The matter does not end there for Israel, however, for the New Covenant, of which the “sign” of Circumcision testified, is yet to be accomplished through the Lord Jesus Christ, as the “Deliverer” who shall “come out of Sion … and shall turn away ungodliness out of Jacob. So Moses spoke of this time – the time of Israel’s future regathering, and subsequent glorification in the land: “Yahweh thy God will circumcise thine heart, and the heart of thy seed, to love Yahweh thy God with all thine heart, and with all thy soul, that thou mayest live” (Deut 31:6). This verse leaves us in no doubt what it is to be Circumcised; it is to remove the fleshly covering of our hearts which proves to be a barrier to things Divine. It is to become Spiritually renewed, that we might love Yahweh, Israel’s God, with all our hearts and soul, that we might become heirs of everlasting life, according to the promise of the Abrahamic Covenant. And in that day, all who dwell in Jerusalem – and all who pass through there on their annual pilgrimage to give homage to the King of Kings, shall be spiritually circumcised, for thus saith the Lord to Zion; “put on thy beautiful garments, O Jerusalem, the holy city: for henceforth there shall no more come unto thee the circumcised and the unclean” (Is 52:1)
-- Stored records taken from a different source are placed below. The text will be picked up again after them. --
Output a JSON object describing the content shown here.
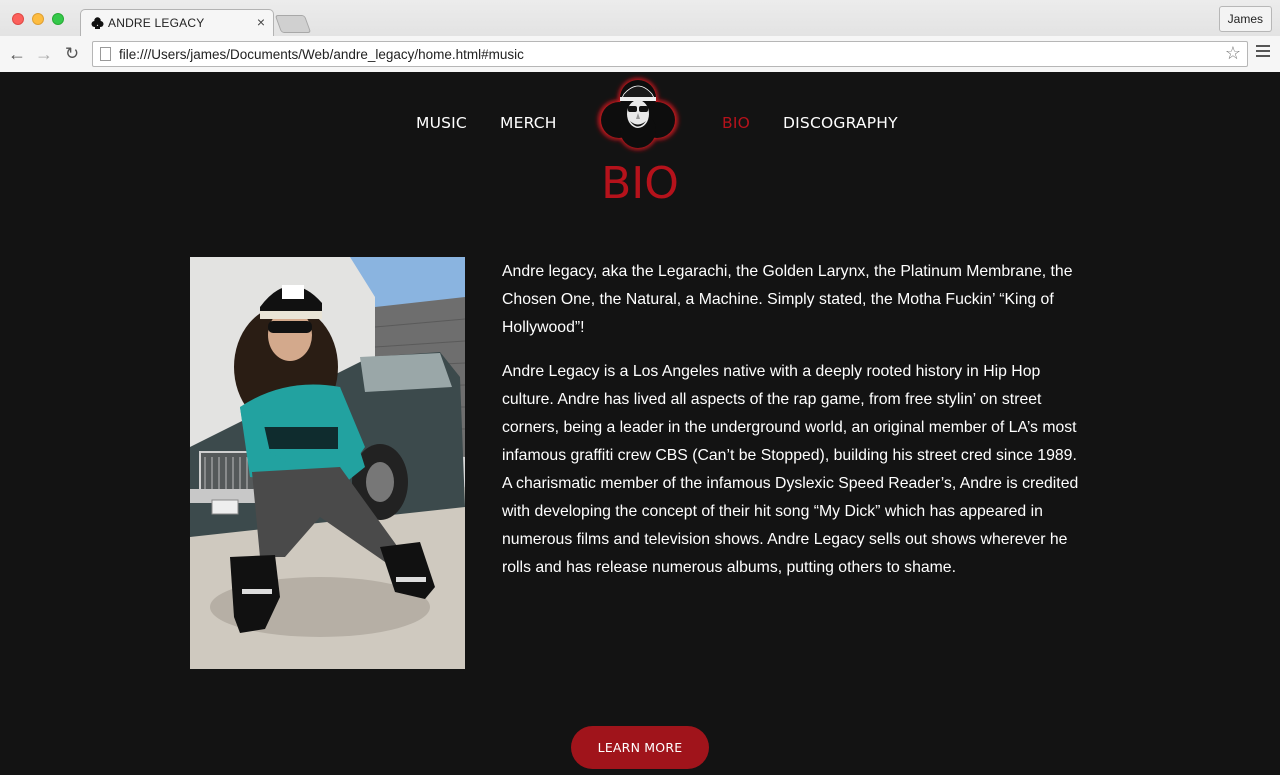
{
  "browser": {
    "tab_title": "ANDRE LEGACY",
    "tab_close": "×",
    "profile_name": "James",
    "url": "file:///Users/james/Documents/Web/andre_legacy/home.html#music"
  },
  "nav": {
    "music": "MUSIC",
    "merch": "MERCH",
    "bio": "BIO",
    "discography": "DISCOGRAPHY",
    "active": "BIO"
  },
  "section": {
    "title": "BIO"
  },
  "bio": {
    "paragraphs": [
      "Andre legacy, aka the Legarachi, the Golden Larynx, the Platinum Membrane, the Chosen One, the Natural, a Machine. Simply stated, the Motha Fuckin’ “King of Hollywood”!",
      "Andre Legacy is a Los Angeles native with a deeply rooted history in Hip Hop culture. Andre has lived all aspects of the rap game, from free stylin’ on street corners, being a leader in the underground world, an original member of LA’s most infamous graffiti crew CBS (Can’t be Stopped), building his street cred since 1989. A charismatic member of the infamous Dyslexic Speed Reader’s, Andre is credited with developing the concept of their hit song “My Dick” which has appeared in numerous films and television shows. Andre Legacy sells out shows wherever he rolls and has release numerous albums, putting others to shame."
    ]
  },
  "cta": {
    "learn_more": "LEARN MORE"
  },
  "colors": {
    "accent": "#b5121b",
    "background": "#131313",
    "button": "#a0141b"
  }
}
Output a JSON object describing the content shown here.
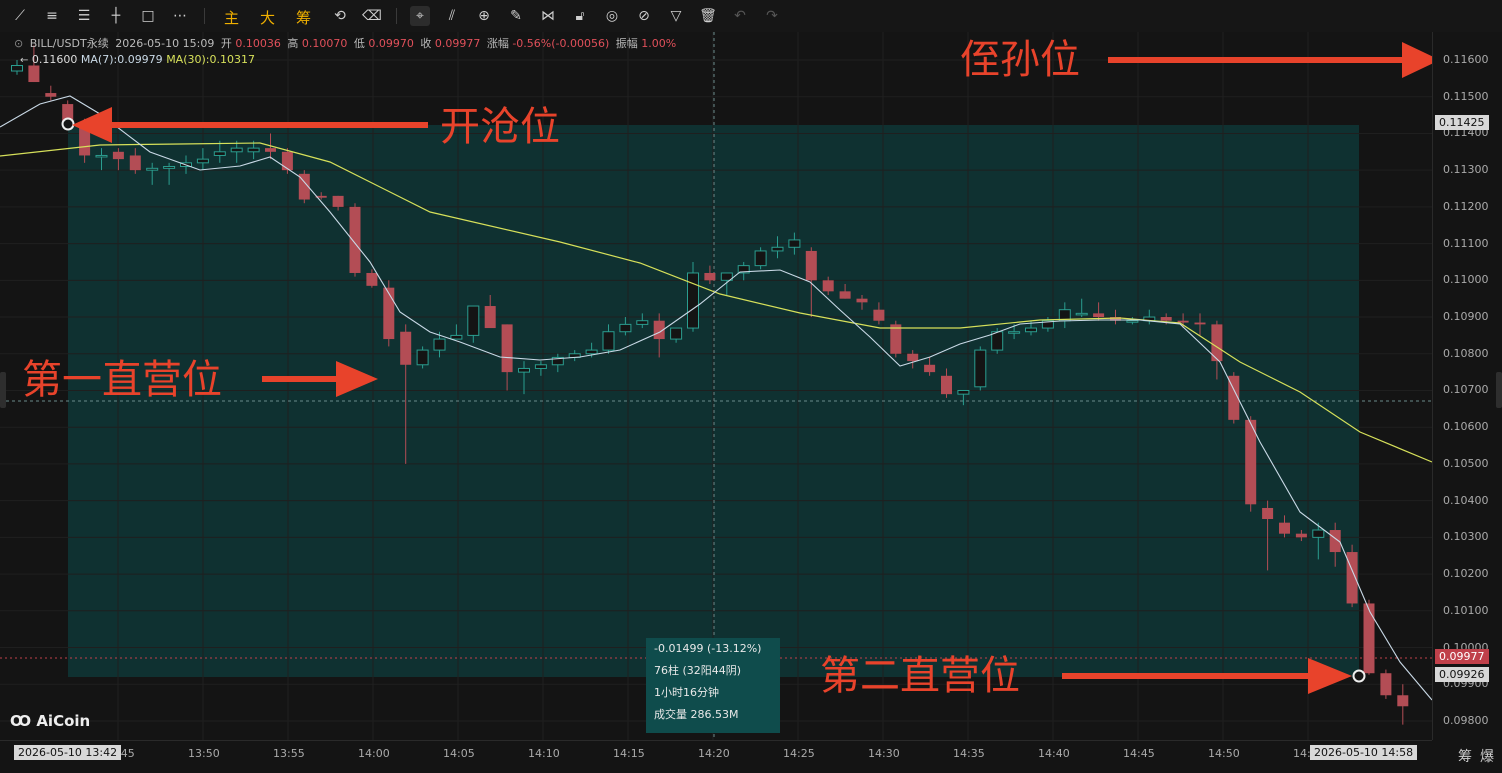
{
  "toolbar": {
    "icons": [
      "line-tool-icon",
      "parallel-line-icon",
      "multi-line-icon",
      "horizontal-line-icon",
      "rectangle-icon",
      "more-icon"
    ],
    "text_buttons": [
      "主",
      "大",
      "筹"
    ],
    "right_icons": [
      "magnet-icon",
      "measure-ruler-icon",
      "zoom-icon",
      "brush-icon",
      "pattern-icon",
      "lock-icon",
      "eye-link-icon",
      "filter-icon",
      "trash-icon",
      "undo-icon",
      "redo-icon"
    ]
  },
  "info": {
    "symbol": "BILL/USDT永续",
    "datetime": "2026-05-10 15:09",
    "open_label": "开",
    "open": "0.10036",
    "high_label": "高",
    "high": "0.10070",
    "low_label": "低",
    "low": "0.09970",
    "close_label": "收",
    "close": "0.09977",
    "change_label": "涨幅",
    "change": "-0.56%(-0.00056)",
    "amp_label": "振幅",
    "amp": "1.00%"
  },
  "ma": {
    "ma7_label": "MA(7):0.09979",
    "ma30_label": "MA(30):0.10317",
    "ma7_color": "#c9d9e6",
    "ma30_color": "#d6e05a",
    "overlay_price": "0.11600"
  },
  "colors": {
    "up": "#2a9d8f",
    "down": "#b34d55",
    "measure": "#0f4c4c",
    "annotation": "#e8432b"
  },
  "price_axis": {
    "ticks": [
      "0.11600",
      "0.11500",
      "0.11400",
      "0.11300",
      "0.11200",
      "0.11100",
      "0.11000",
      "0.10900",
      "0.10800",
      "0.10700",
      "0.10600",
      "0.10500",
      "0.10400",
      "0.10300",
      "0.10200",
      "0.10100",
      "0.10000",
      "0.09900",
      "0.09800"
    ],
    "tag_entry": "0.11425",
    "tag_last": "0.09977",
    "tag_low": "0.09926"
  },
  "time_axis": {
    "ticks": [
      "13:45",
      "13:50",
      "13:55",
      "14:00",
      "14:05",
      "14:10",
      "14:15",
      "14:20",
      "14:25",
      "14:30",
      "14:35",
      "14:40",
      "14:45",
      "14:50",
      "14:55"
    ],
    "start_tag": "2026-05-10 13:42",
    "end_tag": "2026-05-10 14:58"
  },
  "measure": {
    "change": "-0.01499 (-13.12%)",
    "bars": "76柱 (32阳44阴)",
    "duration": "1小时16分钟",
    "volume": "成交量 286.53M"
  },
  "annotations": {
    "stop": "侄孙位",
    "entry": "开沧位",
    "first_add": "第一直营位",
    "second_add": "第二直营位"
  },
  "logo": "AiCoin",
  "corner": {
    "chips": "筹",
    "explode": "爆"
  },
  "chart_data": {
    "type": "candlestick",
    "title": "BILL/USDT永续",
    "xlabel": "",
    "ylabel": "",
    "ylim": [
      0.0975,
      0.1166
    ],
    "interval_minutes": 1,
    "x_start": "13:42",
    "series": [
      {
        "name": "MA(7)",
        "type": "line"
      },
      {
        "name": "MA(30)",
        "type": "line"
      }
    ],
    "ohlc": [
      [
        0.1157,
        0.116,
        0.1156,
        0.11585
      ],
      [
        0.11585,
        0.1164,
        0.1154,
        0.1154
      ],
      [
        0.1151,
        0.1153,
        0.1149,
        0.115
      ],
      [
        0.1148,
        0.1149,
        0.1142,
        0.1143
      ],
      [
        0.1143,
        0.1144,
        0.1132,
        0.1134
      ],
      [
        0.1134,
        0.1136,
        0.113,
        0.1134
      ],
      [
        0.1135,
        0.1136,
        0.113,
        0.1133
      ],
      [
        0.1134,
        0.1136,
        0.1129,
        0.113
      ],
      [
        0.113,
        0.1132,
        0.1126,
        0.11305
      ],
      [
        0.11305,
        0.1132,
        0.1126,
        0.1131
      ],
      [
        0.1131,
        0.1134,
        0.1129,
        0.1132
      ],
      [
        0.1132,
        0.1136,
        0.113,
        0.1133
      ],
      [
        0.1134,
        0.1138,
        0.1132,
        0.1135
      ],
      [
        0.1135,
        0.1138,
        0.1132,
        0.1136
      ],
      [
        0.1135,
        0.1138,
        0.1133,
        0.1136
      ],
      [
        0.1136,
        0.114,
        0.1133,
        0.1135
      ],
      [
        0.1135,
        0.1136,
        0.1129,
        0.113
      ],
      [
        0.1129,
        0.113,
        0.1121,
        0.1122
      ],
      [
        0.1123,
        0.1124,
        0.1122,
        0.11225
      ],
      [
        0.1123,
        0.1123,
        0.1119,
        0.112
      ],
      [
        0.112,
        0.1121,
        0.1101,
        0.1102
      ],
      [
        0.1102,
        0.1103,
        0.1098,
        0.10985
      ],
      [
        0.1098,
        0.11,
        0.1082,
        0.1084
      ],
      [
        0.1086,
        0.1088,
        0.105,
        0.1077
      ],
      [
        0.1077,
        0.1082,
        0.1076,
        0.1081
      ],
      [
        0.1081,
        0.1086,
        0.1079,
        0.1084
      ],
      [
        0.1084,
        0.1088,
        0.1084,
        0.1085
      ],
      [
        0.1085,
        0.1093,
        0.1083,
        0.1093
      ],
      [
        0.1093,
        0.1096,
        0.109,
        0.1087
      ],
      [
        0.1088,
        0.1088,
        0.107,
        0.1075
      ],
      [
        0.1075,
        0.1078,
        0.1069,
        0.1076
      ],
      [
        0.1076,
        0.1078,
        0.1074,
        0.1077
      ],
      [
        0.1077,
        0.108,
        0.1075,
        0.1079
      ],
      [
        0.1079,
        0.1081,
        0.1078,
        0.108
      ],
      [
        0.108,
        0.1083,
        0.1079,
        0.1081
      ],
      [
        0.1081,
        0.1088,
        0.108,
        0.1086
      ],
      [
        0.1086,
        0.109,
        0.1085,
        0.1088
      ],
      [
        0.1088,
        0.1091,
        0.1087,
        0.1089
      ],
      [
        0.1089,
        0.1091,
        0.1079,
        0.1084
      ],
      [
        0.1084,
        0.1087,
        0.1083,
        0.1087
      ],
      [
        0.1087,
        0.1105,
        0.1086,
        0.1102
      ],
      [
        0.1102,
        0.1104,
        0.1099,
        0.11
      ],
      [
        0.11,
        0.1102,
        0.1096,
        0.1102
      ],
      [
        0.1102,
        0.1105,
        0.11,
        0.1104
      ],
      [
        0.1104,
        0.1109,
        0.1103,
        0.1108
      ],
      [
        0.1108,
        0.1112,
        0.1106,
        0.1109
      ],
      [
        0.1109,
        0.1113,
        0.1107,
        0.1111
      ],
      [
        0.1108,
        0.1109,
        0.109,
        0.11
      ],
      [
        0.11,
        0.1101,
        0.1096,
        0.1097
      ],
      [
        0.1097,
        0.1099,
        0.1095,
        0.1095
      ],
      [
        0.1095,
        0.1096,
        0.1092,
        0.1094
      ],
      [
        0.1092,
        0.1094,
        0.1088,
        0.1089
      ],
      [
        0.1088,
        0.1089,
        0.1079,
        0.108
      ],
      [
        0.108,
        0.1081,
        0.1076,
        0.1078
      ],
      [
        0.1077,
        0.1079,
        0.1074,
        0.1075
      ],
      [
        0.1074,
        0.1076,
        0.1068,
        0.1069
      ],
      [
        0.1069,
        0.107,
        0.1066,
        0.107
      ],
      [
        0.1071,
        0.1082,
        0.107,
        0.1081
      ],
      [
        0.1081,
        0.1087,
        0.108,
        0.1086
      ],
      [
        0.1086,
        0.1088,
        0.1084,
        0.1086
      ],
      [
        0.1086,
        0.1089,
        0.1085,
        0.1087
      ],
      [
        0.1087,
        0.109,
        0.1086,
        0.1089
      ],
      [
        0.1089,
        0.1094,
        0.1087,
        0.1092
      ],
      [
        0.1091,
        0.1095,
        0.109,
        0.1091
      ],
      [
        0.1091,
        0.1094,
        0.1089,
        0.109
      ],
      [
        0.109,
        0.1092,
        0.1088,
        0.1089
      ],
      [
        0.1089,
        0.109,
        0.1088,
        0.1089
      ],
      [
        0.1089,
        0.1092,
        0.1088,
        0.109
      ],
      [
        0.109,
        0.1091,
        0.1088,
        0.1089
      ],
      [
        0.1089,
        0.1091,
        0.1087,
        0.10885
      ],
      [
        0.10885,
        0.1091,
        0.1085,
        0.1088
      ],
      [
        0.1088,
        0.1089,
        0.1073,
        0.1078
      ],
      [
        0.1074,
        0.1075,
        0.1061,
        0.1062
      ],
      [
        0.1062,
        0.1063,
        0.1037,
        0.1039
      ],
      [
        0.1038,
        0.104,
        0.1021,
        0.1035
      ],
      [
        0.1034,
        0.1036,
        0.103,
        0.1031
      ],
      [
        0.1031,
        0.1032,
        0.1029,
        0.103
      ],
      [
        0.103,
        0.1034,
        0.1024,
        0.1032
      ],
      [
        0.1032,
        0.1034,
        0.1022,
        0.1026
      ],
      [
        0.1026,
        0.1028,
        0.1011,
        0.1012
      ],
      [
        0.1012,
        0.1013,
        0.09926,
        0.0993
      ],
      [
        0.0993,
        0.0994,
        0.0986,
        0.0987
      ],
      [
        0.0987,
        0.099,
        0.0979,
        0.0984
      ]
    ]
  }
}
We then, are “circumcised with the circumcision made without hands” (Col 2:11), if we have faith in Abraham’s Greater Seed. As the Apostle taught the Philippians, “we are the circumcision which worship God in the spirit, and rejoice in Christ Jesus, and have no confidence in the flesh” (Phil 3:3). Literal circumcision was but the literal removal of a small part of the body. But circumcision in Christ is far greater, for it is “the putting of the body of the sins of the flesh by the circumcision of Christ” (Col 2:11, cp Rom 6:6). Let us therefore rejoice in the faith of Abraham’s God, that we also might find life in Him.

Chris Maddocks